Please print all of the entries, matching them exactly.

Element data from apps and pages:
* * * *
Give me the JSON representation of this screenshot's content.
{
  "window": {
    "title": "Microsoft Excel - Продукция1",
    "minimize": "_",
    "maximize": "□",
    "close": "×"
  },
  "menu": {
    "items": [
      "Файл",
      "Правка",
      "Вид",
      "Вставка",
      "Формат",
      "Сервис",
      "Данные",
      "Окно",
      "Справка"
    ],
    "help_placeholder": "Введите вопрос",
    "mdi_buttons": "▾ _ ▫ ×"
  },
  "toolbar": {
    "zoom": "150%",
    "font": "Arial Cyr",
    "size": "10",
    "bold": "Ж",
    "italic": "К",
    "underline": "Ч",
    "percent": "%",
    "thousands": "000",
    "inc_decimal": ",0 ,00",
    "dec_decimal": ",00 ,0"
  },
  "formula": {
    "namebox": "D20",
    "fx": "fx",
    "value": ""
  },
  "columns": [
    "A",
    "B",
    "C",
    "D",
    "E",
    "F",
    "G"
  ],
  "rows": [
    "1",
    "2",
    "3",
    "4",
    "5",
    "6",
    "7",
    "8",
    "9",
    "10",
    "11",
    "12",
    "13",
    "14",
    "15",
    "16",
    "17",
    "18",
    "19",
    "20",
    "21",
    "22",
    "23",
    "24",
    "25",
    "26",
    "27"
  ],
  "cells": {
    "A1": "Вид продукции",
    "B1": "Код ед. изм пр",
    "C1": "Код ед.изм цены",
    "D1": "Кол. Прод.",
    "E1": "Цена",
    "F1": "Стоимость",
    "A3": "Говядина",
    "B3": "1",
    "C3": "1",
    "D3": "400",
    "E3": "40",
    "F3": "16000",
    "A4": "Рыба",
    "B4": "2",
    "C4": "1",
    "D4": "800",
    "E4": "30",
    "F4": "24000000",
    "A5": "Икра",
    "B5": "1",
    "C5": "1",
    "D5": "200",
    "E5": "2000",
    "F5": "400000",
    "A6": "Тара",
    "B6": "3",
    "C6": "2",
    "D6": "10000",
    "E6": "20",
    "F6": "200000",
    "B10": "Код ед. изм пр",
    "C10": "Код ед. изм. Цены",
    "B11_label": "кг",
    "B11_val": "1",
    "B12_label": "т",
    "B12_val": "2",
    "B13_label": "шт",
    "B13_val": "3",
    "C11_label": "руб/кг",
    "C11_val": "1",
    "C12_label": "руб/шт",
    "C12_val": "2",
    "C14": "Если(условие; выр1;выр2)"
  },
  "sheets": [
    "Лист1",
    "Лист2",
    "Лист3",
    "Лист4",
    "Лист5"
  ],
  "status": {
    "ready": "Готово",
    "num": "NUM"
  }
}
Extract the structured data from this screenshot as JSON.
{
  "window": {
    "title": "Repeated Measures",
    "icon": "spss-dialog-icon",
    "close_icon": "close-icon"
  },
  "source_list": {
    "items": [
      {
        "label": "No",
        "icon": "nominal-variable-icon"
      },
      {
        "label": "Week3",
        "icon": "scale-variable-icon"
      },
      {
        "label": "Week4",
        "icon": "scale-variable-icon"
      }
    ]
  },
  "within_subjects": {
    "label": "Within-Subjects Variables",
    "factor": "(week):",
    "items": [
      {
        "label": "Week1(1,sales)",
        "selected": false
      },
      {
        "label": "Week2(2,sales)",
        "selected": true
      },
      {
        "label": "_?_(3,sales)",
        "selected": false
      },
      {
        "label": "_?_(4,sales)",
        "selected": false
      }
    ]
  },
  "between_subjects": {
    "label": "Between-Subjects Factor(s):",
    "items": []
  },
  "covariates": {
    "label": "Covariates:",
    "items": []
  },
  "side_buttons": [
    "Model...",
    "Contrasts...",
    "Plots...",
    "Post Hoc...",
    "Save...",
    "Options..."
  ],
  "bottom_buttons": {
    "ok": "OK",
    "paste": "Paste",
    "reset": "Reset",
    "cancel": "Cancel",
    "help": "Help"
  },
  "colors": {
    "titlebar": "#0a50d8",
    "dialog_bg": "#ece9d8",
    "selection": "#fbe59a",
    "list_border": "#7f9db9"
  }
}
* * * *
# Result of the exercise
Give me the JSON representation of this screenshot's content.
{
  "window": {
    "title": "Microsoft Excel - Продукция1",
    "minimize": "_",
    "maximize": "□",
    "close": "×"
  },
  "menu": {
    "items": [
      "Файл",
      "Правка",
      "Вид",
      "Вставка",
      "Формат",
      "Сервис",
      "Данные",
      "Окно",
      "Справка"
    ],
    "help_placeholder": "Введите вопрос",
    "mdi_buttons": "▾ _ ▫ ×"
  },
  "toolbar": {
    "zoom": "150%",
    "font": "Arial Cyr",
    "size": "10",
    "bold": "Ж",
    "italic": "К",
    "underline": "Ч",
    "percent": "%",
    "thousands": "000",
    "inc_decimal": ",0 ,00",
    "dec_decimal": ",00 ,0"
  },
  "formula": {
    "namebox": "D20",
    "fx": "fx",
    "value": ""
  },
  "columns": [
    "A",
    "B",
    "C",
    "D",
    "E",
    "F",
    "G"
  ],
  "rows": [
    "1",
    "2",
    "3",
    "4",
    "5",
    "6",
    "7",
    "8",
    "9",
    "10",
    "11",
    "12",
    "13",
    "14",
    "15",
    "16",
    "17",
    "18",
    "19",
    "20",
    "21",
    "22",
    "23",
    "24",
    "25",
    "26",
    "27"
  ],
  "cells": {
    "A1": "Вид продукции",
    "B1": "Код ед. изм пр",
    "C1": "Код ед.изм цены",
    "D1": "Кол. Прод.",
    "E1": "Цена",
    "F1": "Стоимость",
    "A3": "Говядина",
    "B3": "1",
    "C3": "1",
    "D3": "400",
    "E3": "40",
    "F3": "16000",
    "A4": "Рыба",
    "B4": "2",
    "C4": "1",
    "D4": "800",
    "E4": "30",
    "F4": "24000000",
    "A5": "Икра",
    "B5": "1",
    "C5": "1",
    "D5": "200",
    "E5": "2000",
    "F5": "400000",
    "A6": "Тара",
    "B6": "3",
    "C6": "2",
    "D6": "10000",
    "E6": "20",
    "F6": "200000",
    "B10": "Код ед. изм пр",
    "C10": "Код ед. изм. Цены",
    "B11_label": "кг",
    "B11_val": "1",
    "B12_label": "т",
    "B12_val": "2",
    "B13_label": "шт",
    "B13_val": "3",
    "C11_label": "руб/кг",
    "C11_val": "1",
    "C12_label": "руб/шт",
    "C12_val": "2",
    "C14": "Если(условие; выр1;выр2)"
  },
  "sheets": [
    "Лист1",
    "Лист2",
    "Лист3",
    "Лист4",
    "Лист5"
  ],
  "status": {
    "ready": "Готово",
    "num": "NUM"
  }
}
Extract the structured data from this screenshot as JSON.
{
  "window": {
    "title": "Repeated Measures",
    "icon": "spss-dialog-icon",
    "close_icon": "close-icon"
  },
  "source_list": {
    "items": [
      {
        "label": "No",
        "icon": "nominal-variable-icon"
      },
      {
        "label": "Week3",
        "icon": "scale-variable-icon"
      },
      {
        "label": "Week4",
        "icon": "scale-variable-icon"
      }
    ]
  },
  "within_subjects": {
    "label": "Within-Subjects Variables",
    "factor": "(week):",
    "items": [
      {
        "label": "Week1(1,sales)",
        "selected": false
      },
      {
        "label": "Week2(2,sales)",
        "selected": true
      },
      {
        "label": "_?_(3,sales)",
        "selected": false
      },
      {
        "label": "_?_(4,sales)",
        "selected": false
      }
    ]
  },
  "between_subjects": {
    "label": "Between-Subjects Factor(s):",
    "items": []
  },
  "covariates": {
    "label": "Covariates:",
    "items": []
  },
  "side_buttons": [
    "Model...",
    "Contrasts...",
    "Plots...",
    "Post Hoc...",
    "Save...",
    "Options..."
  ],
  "bottom_buttons": {
    "ok": "OK",
    "paste": "Paste",
    "reset": "Reset",
    "cancel": "Cancel",
    "help": "Help"
  },
  "colors": {
    "titlebar": "#0a50d8",
    "dialog_bg": "#ece9d8",
    "selection": "#fbe59a",
    "list_border": "#7f9db9"
  }
}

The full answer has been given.